I often get asked by friends and coworkers about blogging.
Why should I start a blog?
What could I possibly have to say that’s any different from what is already out there?
Who would really want to read my stuff?
Although these questions are warranted (and the thought of starting a blog can be quite intimidating), the answers probably aren’t as magical as you would think. Actually, the answers are rather simple and straightforward. The truth is that what you say on your blog might not be that different from what else is out there. Your ideas might not be original. You probably won’t have many readers when you start out. Hell, you might not have over 100 readers on any particular day throughout the entire duration of your blog. But, that’s okay.
These questions miss out on one particular point – other readers don’t necessarily matter.
The Start of Blogging
Blogs started out as a way to share bits of information and introspection into your thoughts and ideas. That’s it. They weren’t developed as a flashy means to build an audience, sell books, and convert readers into customers. Simply put, someone had an idea, and they wanted to share it.

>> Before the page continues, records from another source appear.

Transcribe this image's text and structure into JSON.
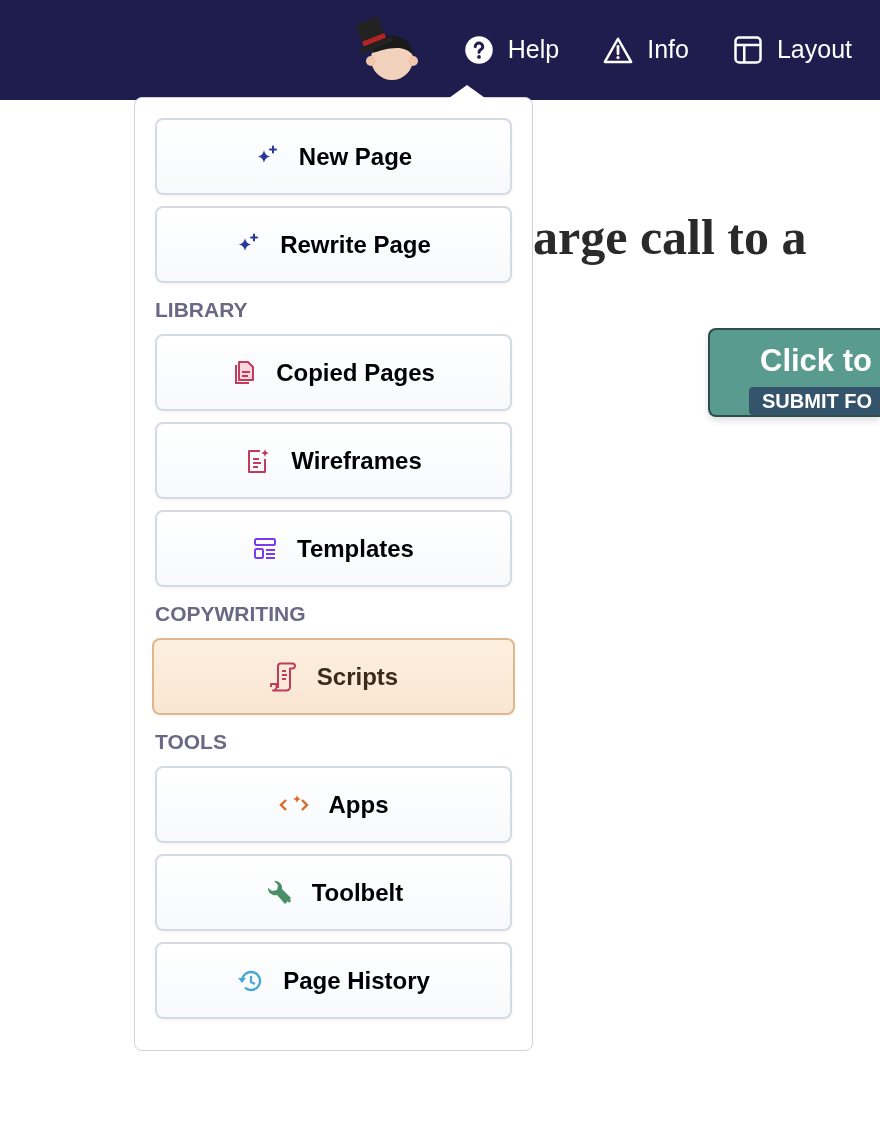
{
  "navbar": {
    "links": [
      {
        "label": "Help"
      },
      {
        "label": "Info"
      },
      {
        "label": "Layout"
      }
    ]
  },
  "menu": {
    "sections": [
      {
        "items": [
          {
            "label": "New Page",
            "selected": false
          },
          {
            "label": "Rewrite Page",
            "selected": false
          }
        ]
      },
      {
        "heading": "LIBRARY",
        "items": [
          {
            "label": "Copied Pages",
            "selected": false
          },
          {
            "label": "Wireframes",
            "selected": false
          },
          {
            "label": "Templates",
            "selected": false
          }
        ]
      },
      {
        "heading": "COPYWRITING",
        "items": [
          {
            "label": "Scripts",
            "selected": true
          }
        ]
      },
      {
        "heading": "TOOLS",
        "items": [
          {
            "label": "Apps",
            "selected": false
          },
          {
            "label": "Toolbelt",
            "selected": false
          },
          {
            "label": "Page History",
            "selected": false
          }
        ]
      }
    ]
  },
  "main": {
    "headline": "arge call to a",
    "cta": {
      "label": "Click to",
      "badge": "SUBMIT FO"
    }
  }
}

Along the way, various features including comments, sharing buttons, images, videos, etc – many of the features we take for granted now – were added in. Users collected in groups to consume information that interested them and to share their own thoughts and comments either on the particular blog or through their own diary of thoughts elsewhere on the internet. Writers didn’t necessary care what anyone else thought because in the end, the blog represented a collection of their own thoughts on a particular subject matter.
Fast forward to today. We’re far more concerned with how our blog looks to others than the actual content. A higher number of social shares must indicate a better blog post. Comments indicate an especially thought-provoking idea. Customized themes highlight better authors.
We’ve lost the most important element of a blog – the idea.
Your Ideas Matter – at Least to You
The fact of the matter is that the material you find on this page isn’t necessarily meant for you as the reader. I don’t sit down and thumb through Google keywords to identify a particular subject that will drive SEO traffic. The thoughts and topics on this blog were imagined in my own head through daily interactions and conversations and then made into a reality in a text document before you read them here.
There are certainly posts that received a higher than normal amount of social shares, and there are others that received very little social amplification and zero comments. The comments, design, images, and sharing numbers mask the most important piece of the post – the idea.
Each idea is important to me mainly because it came from my head but also because I chose to share it with you as the reader.
Stop writing for SEO. Stop worrying about which Google keyword you’re going to blog about next. That may be the secret to short-term increases in traffic, but that’s not going to be beneficial, particularly if your goal is to build an audience for your next product or book. Search engine traffic doesn’t stick around to have a conversation. They don’t care about who you are or what you do. In fact, they care about little more than the title of your blog and maybe and image or two that they can copy.
Instead, go back to the basics. Share things that are meaningful to you. Share things that piss you off. Make your ideas and feelings so strong that readers are forced to have a reaction. But, in the end, write stuff that you would want to read.